Task objective:
Find the string "Samples" in the data, and copy out each line that has it.

Input:

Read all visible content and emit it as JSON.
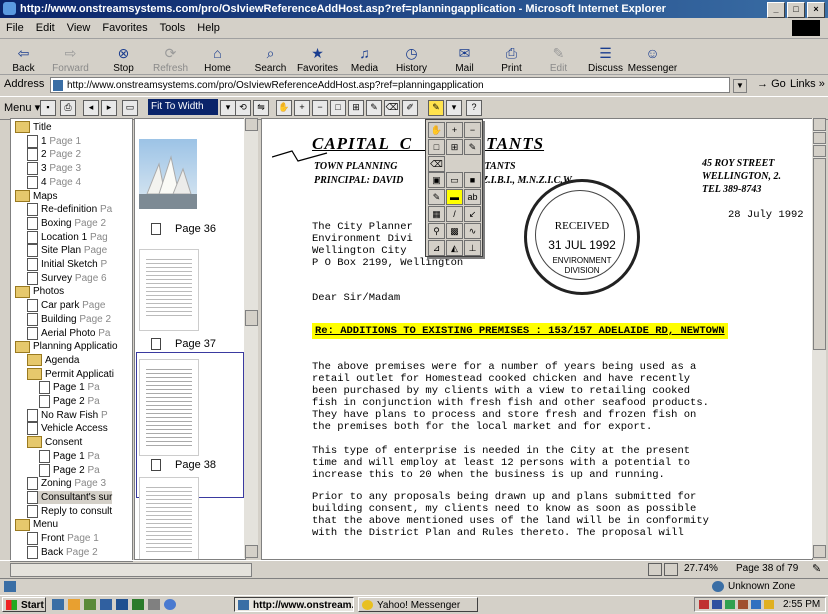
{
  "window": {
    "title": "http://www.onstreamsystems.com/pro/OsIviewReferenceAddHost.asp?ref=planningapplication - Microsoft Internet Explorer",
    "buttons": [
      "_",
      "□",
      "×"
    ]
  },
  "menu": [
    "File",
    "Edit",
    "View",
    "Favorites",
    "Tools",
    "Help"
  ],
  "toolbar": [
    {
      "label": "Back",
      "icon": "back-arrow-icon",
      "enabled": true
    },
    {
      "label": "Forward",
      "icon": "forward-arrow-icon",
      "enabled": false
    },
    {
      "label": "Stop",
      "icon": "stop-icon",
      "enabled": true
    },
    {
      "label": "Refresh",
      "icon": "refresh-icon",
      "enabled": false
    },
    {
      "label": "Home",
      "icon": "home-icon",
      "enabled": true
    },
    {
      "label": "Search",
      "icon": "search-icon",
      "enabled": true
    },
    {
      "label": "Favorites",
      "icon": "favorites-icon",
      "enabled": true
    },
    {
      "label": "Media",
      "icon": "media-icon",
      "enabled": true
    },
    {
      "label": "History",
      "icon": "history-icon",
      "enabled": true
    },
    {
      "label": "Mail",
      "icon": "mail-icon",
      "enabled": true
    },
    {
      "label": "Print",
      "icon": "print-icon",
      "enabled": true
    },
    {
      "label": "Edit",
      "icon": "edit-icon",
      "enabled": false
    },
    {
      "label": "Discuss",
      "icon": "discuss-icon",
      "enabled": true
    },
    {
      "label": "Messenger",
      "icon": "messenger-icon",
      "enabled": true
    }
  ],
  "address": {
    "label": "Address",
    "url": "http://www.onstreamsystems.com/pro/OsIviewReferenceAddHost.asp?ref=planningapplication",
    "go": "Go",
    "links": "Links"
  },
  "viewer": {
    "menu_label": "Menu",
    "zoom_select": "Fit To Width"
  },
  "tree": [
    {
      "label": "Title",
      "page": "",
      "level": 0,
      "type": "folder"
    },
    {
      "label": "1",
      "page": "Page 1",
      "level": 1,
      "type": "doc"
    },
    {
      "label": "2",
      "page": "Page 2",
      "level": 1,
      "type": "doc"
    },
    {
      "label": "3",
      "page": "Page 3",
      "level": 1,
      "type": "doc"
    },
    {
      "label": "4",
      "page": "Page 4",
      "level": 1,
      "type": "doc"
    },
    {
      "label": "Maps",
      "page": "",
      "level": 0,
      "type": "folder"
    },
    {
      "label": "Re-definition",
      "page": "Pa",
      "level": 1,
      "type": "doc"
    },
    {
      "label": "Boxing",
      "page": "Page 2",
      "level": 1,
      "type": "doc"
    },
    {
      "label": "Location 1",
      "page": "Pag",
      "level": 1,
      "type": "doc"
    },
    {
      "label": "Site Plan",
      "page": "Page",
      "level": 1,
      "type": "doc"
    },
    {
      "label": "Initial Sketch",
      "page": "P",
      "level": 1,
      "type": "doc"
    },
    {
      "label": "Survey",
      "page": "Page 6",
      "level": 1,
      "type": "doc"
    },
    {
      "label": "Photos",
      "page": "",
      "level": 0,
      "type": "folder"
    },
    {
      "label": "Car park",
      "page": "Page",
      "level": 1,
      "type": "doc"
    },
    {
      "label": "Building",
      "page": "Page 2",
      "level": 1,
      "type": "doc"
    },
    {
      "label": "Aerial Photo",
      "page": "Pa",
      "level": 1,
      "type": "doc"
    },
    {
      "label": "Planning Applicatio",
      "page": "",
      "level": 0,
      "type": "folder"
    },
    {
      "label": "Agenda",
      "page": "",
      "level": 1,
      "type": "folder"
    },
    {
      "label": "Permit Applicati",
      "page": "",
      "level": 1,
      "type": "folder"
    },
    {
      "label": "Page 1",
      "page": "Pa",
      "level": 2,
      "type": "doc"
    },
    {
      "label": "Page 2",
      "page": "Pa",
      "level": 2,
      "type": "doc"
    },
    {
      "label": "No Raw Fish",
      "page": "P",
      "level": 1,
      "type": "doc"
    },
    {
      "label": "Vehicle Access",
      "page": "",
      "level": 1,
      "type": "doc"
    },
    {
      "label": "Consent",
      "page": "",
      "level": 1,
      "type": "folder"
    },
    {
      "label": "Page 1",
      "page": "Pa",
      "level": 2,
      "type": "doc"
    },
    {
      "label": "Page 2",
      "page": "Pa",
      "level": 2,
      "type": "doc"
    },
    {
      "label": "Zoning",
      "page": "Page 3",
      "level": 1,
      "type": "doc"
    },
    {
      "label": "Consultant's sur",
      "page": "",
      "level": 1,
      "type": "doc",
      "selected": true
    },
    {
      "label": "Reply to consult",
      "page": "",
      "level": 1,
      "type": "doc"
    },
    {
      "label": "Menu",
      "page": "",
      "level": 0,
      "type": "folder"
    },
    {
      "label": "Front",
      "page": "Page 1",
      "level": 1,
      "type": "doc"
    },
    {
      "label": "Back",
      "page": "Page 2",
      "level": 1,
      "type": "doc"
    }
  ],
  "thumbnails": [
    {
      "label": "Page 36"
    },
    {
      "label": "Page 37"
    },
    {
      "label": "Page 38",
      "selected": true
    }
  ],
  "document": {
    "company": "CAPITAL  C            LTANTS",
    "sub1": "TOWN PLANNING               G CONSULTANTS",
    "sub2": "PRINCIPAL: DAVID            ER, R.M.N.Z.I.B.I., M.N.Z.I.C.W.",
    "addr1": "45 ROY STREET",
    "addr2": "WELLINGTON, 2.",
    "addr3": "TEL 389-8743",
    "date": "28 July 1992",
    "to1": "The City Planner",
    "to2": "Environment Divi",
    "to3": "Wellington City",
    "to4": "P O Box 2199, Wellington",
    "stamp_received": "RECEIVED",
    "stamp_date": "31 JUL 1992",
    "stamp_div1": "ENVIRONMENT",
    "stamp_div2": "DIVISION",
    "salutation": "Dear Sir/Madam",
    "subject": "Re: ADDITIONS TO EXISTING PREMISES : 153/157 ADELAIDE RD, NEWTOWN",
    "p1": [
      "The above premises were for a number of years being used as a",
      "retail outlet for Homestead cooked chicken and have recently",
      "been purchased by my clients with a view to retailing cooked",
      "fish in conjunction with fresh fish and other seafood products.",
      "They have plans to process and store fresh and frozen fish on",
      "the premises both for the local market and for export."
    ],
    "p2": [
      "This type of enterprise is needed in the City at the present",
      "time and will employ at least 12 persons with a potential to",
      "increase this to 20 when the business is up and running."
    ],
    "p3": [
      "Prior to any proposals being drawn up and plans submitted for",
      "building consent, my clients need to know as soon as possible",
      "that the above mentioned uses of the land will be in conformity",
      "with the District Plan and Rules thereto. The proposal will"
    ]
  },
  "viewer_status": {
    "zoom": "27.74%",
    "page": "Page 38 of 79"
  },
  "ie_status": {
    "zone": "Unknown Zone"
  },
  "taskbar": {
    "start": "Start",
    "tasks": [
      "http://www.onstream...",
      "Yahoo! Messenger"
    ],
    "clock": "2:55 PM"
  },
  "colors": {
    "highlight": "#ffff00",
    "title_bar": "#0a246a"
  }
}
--
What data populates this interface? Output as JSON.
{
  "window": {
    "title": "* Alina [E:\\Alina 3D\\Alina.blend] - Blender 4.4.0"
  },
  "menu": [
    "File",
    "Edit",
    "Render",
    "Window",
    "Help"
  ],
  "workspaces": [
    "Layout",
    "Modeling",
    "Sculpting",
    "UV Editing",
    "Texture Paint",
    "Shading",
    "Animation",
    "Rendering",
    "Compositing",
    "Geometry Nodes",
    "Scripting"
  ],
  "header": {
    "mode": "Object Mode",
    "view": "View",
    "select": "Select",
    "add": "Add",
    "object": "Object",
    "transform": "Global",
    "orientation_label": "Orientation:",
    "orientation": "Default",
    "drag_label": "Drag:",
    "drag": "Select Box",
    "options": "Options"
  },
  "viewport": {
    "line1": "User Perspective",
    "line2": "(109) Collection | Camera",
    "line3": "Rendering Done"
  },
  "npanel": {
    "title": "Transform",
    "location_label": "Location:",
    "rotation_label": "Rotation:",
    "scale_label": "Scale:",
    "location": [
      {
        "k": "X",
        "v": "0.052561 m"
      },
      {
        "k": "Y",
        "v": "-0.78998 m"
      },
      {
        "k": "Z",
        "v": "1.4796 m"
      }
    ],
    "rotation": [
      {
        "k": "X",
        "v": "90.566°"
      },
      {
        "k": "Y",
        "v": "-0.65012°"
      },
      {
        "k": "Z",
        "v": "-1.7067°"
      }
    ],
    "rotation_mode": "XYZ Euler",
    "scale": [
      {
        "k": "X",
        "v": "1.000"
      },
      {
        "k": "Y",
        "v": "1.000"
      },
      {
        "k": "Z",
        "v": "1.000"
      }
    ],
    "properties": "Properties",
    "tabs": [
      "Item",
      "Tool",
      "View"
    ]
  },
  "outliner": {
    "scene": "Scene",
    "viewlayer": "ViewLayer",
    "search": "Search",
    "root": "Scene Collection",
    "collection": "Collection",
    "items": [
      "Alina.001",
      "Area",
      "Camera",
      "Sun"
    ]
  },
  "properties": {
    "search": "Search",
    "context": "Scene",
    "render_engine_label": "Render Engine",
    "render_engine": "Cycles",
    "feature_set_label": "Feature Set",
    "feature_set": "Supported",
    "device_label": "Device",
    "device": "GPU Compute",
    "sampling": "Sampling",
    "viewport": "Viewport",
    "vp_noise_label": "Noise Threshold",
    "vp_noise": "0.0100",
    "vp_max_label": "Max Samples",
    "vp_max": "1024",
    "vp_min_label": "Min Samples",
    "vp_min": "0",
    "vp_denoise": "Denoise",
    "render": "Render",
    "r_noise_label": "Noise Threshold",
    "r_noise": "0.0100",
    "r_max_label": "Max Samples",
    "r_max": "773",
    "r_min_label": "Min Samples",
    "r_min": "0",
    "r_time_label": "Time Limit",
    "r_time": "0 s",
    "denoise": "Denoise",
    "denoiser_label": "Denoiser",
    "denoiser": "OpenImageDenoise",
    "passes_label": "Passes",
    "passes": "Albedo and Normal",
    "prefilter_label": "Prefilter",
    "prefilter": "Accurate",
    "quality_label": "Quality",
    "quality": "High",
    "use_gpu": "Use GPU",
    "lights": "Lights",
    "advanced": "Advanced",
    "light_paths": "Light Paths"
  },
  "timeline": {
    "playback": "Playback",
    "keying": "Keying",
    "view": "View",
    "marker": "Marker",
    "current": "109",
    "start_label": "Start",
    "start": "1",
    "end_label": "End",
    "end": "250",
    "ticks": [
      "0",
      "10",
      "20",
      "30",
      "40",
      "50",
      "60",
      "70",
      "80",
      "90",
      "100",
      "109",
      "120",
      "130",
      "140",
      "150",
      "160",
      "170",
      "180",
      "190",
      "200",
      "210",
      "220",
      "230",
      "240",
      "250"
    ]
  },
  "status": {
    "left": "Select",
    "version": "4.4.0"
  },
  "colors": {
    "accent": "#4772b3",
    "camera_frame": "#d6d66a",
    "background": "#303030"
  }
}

Task result:
    "vp_max_label": "Max Samples",
    "vp_min_label": "Min Samples",
    "r_max_label": "Max Samples",
    "r_min_label": "Min Samples",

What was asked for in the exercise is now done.